Howard Stern's comic sidekick Artie Lange may get his own sitcom at NBC. Variety reports he is developing the DreamWorks pilot for the network with veteran Simpsons scribe Sam Simon. The series will star Lange as a successful sitcom star who has to continually deal with his blue-collar roots.
ABC and Steve Martin's production company Martin/Stein Co. are developing a gay version of the hit '80s show Hart to Hart called Mr. and Mr. Nash, Variety reports. The show's premise revolves around two interior decorators who stumble upon a murder each week. British thesp Alan Cumming (Spy Kids) has already signed on to play one of the leads. "I am proud to be a part of Mr. and Mr. Nash, especially the part where it's a big hit," Martin told Variety.
Variety reports ABC News is denying a claim from rival networks that it paid Paul Burrell, the butler to Princess Diana who has been causing much controversy in the U.K, for an interview.
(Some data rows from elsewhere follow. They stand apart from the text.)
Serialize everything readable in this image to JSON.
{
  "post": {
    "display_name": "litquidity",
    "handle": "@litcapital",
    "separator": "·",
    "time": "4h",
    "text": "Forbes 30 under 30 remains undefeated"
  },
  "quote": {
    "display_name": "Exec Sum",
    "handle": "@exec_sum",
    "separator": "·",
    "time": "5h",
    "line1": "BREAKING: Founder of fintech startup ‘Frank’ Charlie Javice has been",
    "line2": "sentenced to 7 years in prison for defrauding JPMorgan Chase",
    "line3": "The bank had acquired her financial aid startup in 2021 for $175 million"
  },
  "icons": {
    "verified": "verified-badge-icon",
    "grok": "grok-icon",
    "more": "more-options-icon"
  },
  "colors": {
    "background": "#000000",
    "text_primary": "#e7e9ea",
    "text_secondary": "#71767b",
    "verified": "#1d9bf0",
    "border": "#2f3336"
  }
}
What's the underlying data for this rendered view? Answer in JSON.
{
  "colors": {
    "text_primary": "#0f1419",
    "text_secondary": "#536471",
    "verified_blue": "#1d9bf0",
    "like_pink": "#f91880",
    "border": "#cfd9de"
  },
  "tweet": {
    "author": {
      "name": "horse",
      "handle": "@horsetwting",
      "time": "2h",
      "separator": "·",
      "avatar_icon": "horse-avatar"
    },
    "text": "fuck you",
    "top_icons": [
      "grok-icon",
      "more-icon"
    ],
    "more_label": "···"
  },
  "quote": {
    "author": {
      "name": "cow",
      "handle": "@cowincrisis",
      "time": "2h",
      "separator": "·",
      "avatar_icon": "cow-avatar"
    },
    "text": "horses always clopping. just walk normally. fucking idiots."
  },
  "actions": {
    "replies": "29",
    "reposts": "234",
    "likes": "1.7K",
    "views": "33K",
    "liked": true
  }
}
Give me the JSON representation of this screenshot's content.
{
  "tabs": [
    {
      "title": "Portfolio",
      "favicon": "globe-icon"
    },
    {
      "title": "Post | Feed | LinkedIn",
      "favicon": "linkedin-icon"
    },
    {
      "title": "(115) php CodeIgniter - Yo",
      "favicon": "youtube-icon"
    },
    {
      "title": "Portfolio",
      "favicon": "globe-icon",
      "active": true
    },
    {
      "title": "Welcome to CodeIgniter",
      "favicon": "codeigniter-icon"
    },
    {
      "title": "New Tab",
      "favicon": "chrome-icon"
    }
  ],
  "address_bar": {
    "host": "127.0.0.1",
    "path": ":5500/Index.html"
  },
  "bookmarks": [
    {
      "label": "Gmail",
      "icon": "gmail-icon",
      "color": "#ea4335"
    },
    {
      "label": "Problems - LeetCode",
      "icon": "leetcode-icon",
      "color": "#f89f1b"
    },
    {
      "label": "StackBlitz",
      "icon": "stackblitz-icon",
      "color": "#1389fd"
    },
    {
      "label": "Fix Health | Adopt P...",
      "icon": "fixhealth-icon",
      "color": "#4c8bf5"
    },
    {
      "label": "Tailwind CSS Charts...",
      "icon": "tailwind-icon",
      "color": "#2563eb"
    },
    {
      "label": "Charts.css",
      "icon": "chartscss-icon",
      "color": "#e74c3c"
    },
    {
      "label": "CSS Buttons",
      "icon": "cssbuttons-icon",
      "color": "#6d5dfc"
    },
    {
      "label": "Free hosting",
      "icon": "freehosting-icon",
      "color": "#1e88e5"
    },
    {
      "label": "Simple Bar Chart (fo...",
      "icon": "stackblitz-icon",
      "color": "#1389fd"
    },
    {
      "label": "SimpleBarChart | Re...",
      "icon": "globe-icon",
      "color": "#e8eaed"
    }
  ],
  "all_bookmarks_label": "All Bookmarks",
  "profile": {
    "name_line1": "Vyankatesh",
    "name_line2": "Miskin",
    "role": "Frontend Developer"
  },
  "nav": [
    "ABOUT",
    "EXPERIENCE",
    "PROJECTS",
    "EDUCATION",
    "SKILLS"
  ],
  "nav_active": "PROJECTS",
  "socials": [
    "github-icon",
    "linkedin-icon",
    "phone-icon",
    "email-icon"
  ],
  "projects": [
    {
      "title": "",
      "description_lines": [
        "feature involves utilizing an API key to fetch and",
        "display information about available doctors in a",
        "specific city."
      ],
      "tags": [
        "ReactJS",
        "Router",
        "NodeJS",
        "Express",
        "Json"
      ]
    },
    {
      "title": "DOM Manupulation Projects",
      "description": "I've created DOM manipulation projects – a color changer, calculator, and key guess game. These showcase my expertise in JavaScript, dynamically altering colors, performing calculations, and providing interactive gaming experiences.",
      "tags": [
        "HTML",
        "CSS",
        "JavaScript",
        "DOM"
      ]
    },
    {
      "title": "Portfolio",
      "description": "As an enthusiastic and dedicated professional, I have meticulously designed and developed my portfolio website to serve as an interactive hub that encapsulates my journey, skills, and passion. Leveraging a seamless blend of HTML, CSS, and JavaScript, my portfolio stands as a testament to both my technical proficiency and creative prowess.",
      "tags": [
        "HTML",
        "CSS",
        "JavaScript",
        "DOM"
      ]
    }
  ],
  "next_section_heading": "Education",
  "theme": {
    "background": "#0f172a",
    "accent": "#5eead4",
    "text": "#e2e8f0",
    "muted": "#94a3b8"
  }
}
A U.S. broadcast rights deal reportedly includes Burrell's documentary, Diana's Rock, which will appear on Good Morning America next Monday; an interview Burrell did with British journalist Sir Trevor McDonald; and a one-on-one interview with Burrell for 20/20. ABC News insists, however, that it does not pay for interviews and that the one-on-one was arranged separately.